__Work to complete__. The answer is to be all of the data below, reproduced exactly.

__Supplied records__.
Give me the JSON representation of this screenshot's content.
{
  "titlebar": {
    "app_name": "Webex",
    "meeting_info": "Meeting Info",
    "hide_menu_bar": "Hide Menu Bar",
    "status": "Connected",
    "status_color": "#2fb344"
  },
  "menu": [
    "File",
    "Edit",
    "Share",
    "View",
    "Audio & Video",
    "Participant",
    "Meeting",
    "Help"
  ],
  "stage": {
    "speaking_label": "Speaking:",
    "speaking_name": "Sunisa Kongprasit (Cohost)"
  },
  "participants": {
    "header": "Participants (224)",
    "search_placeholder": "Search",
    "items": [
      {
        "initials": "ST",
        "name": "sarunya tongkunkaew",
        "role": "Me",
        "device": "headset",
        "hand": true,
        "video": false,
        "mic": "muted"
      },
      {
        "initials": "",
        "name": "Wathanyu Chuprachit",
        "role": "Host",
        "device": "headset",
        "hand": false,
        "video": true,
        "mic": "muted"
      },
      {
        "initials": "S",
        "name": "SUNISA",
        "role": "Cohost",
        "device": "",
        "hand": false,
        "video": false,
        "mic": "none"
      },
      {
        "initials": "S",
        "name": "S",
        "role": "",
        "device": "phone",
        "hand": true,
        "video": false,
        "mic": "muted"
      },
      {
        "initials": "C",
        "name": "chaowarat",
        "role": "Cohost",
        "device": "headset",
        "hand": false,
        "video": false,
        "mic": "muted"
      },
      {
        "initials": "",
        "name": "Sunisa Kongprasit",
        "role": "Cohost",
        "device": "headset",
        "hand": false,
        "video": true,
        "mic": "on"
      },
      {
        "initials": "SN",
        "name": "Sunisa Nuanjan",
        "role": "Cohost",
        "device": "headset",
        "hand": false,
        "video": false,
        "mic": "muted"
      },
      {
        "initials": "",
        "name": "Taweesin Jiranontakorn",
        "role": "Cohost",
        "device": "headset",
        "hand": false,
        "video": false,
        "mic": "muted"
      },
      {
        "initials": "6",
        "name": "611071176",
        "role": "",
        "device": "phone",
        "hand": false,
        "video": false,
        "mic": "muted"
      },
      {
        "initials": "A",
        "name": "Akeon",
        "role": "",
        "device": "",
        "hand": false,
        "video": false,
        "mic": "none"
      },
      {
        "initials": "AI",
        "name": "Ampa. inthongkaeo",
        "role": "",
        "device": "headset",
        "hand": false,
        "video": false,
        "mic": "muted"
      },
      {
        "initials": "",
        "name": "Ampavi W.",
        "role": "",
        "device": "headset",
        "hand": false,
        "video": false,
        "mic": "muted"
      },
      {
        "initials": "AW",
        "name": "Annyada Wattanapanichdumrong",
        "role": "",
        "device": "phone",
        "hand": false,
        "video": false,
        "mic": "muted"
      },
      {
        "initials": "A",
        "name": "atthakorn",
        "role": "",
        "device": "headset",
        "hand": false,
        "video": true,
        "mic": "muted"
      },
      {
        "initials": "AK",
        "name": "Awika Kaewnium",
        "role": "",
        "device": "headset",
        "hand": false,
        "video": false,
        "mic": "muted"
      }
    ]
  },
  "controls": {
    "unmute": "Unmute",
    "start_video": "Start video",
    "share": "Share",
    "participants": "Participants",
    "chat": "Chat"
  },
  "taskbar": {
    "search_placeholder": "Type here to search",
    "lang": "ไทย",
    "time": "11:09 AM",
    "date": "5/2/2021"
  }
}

__Result of the task__.
Give me the JSON representation of this screenshot's content.
{
  "titlebar": {
    "app_name": "Webex",
    "meeting_info": "Meeting Info",
    "hide_menu_bar": "Hide Menu Bar",
    "status": "Connected",
    "status_color": "#2fb344"
  },
  "menu": [
    "File",
    "Edit",
    "Share",
    "View",
    "Audio & Video",
    "Participant",
    "Meeting",
    "Help"
  ],
  "stage": {
    "speaking_label": "Speaking:",
    "speaking_name": "Sunisa Kongprasit (Cohost)"
  },
  "participants": {
    "header": "Participants (224)",
    "search_placeholder": "Search",
    "items": [
      {
        "initials": "ST",
        "name": "sarunya tongkunkaew",
        "role": "Me",
        "device": "headset",
        "hand": true,
        "video": false,
        "mic": "muted"
      },
      {
        "initials": "",
        "name": "Wathanyu Chuprachit",
        "role": "Host",
        "device": "headset",
        "hand": false,
        "video": true,
        "mic": "muted"
      },
      {
        "initials": "S",
        "name": "SUNISA",
        "role": "Cohost",
        "device": "",
        "hand": false,
        "video": false,
        "mic": "none"
      },
      {
        "initials": "S",
        "name": "S",
        "role": "",
        "device": "phone",
        "hand": true,
        "video": false,
        "mic": "muted"
      },
      {
        "initials": "C",
        "name": "chaowarat",
        "role": "Cohost",
        "device": "headset",
        "hand": false,
        "video": false,
        "mic": "muted"
      },
      {
        "initials": "",
        "name": "Sunisa Kongprasit",
        "role": "Cohost",
        "device": "headset",
        "hand": false,
        "video": true,
        "mic": "on"
      },
      {
        "initials": "SN",
        "name": "Sunisa Nuanjan",
        "role": "Cohost",
        "device": "headset",
        "hand": false,
        "video": false,
        "mic": "muted"
      },
      {
        "initials": "",
        "name": "Taweesin Jiranontakorn",
        "role": "Cohost",
        "device": "headset",
        "hand": false,
        "video": false,
        "mic": "muted"
      },
      {
        "initials": "6",
        "name": "611071176",
        "role": "",
        "device": "phone",
        "hand": false,
        "video": false,
        "mic": "muted"
      },
      {
        "initials": "A",
        "name": "Akeon",
        "role": "",
        "device": "",
        "hand": false,
        "video": false,
        "mic": "none"
      },
      {
        "initials": "AI",
        "name": "Ampa. inthongkaeo",
        "role": "",
        "device": "headset",
        "hand": false,
        "video": false,
        "mic": "muted"
      },
      {
        "initials": "",
        "name": "Ampavi W.",
        "role": "",
        "device": "headset",
        "hand": false,
        "video": false,
        "mic": "muted"
      },
      {
        "initials": "AW",
        "name": "Annyada Wattanapanichdumrong",
        "role": "",
        "device": "phone",
        "hand": false,
        "video": false,
        "mic": "muted"
      },
      {
        "initials": "A",
        "name": "atthakorn",
        "role": "",
        "device": "headset",
        "hand": false,
        "video": true,
        "mic": "muted"
      },
      {
        "initials": "AK",
        "name": "Awika Kaewnium",
        "role": "",
        "device": "headset",
        "hand": false,
        "video": false,
        "mic": "muted"
      }
    ]
  },
  "controls": {
    "unmute": "Unmute",
    "start_video": "Start video",
    "share": "Share",
    "participants": "Participants",
    "chat": "Chat"
  },
  "taskbar": {
    "search_placeholder": "Type here to search",
    "lang": "ไทย",
    "time": "11:09 AM",
    "date": "5/2/2021"
  }
}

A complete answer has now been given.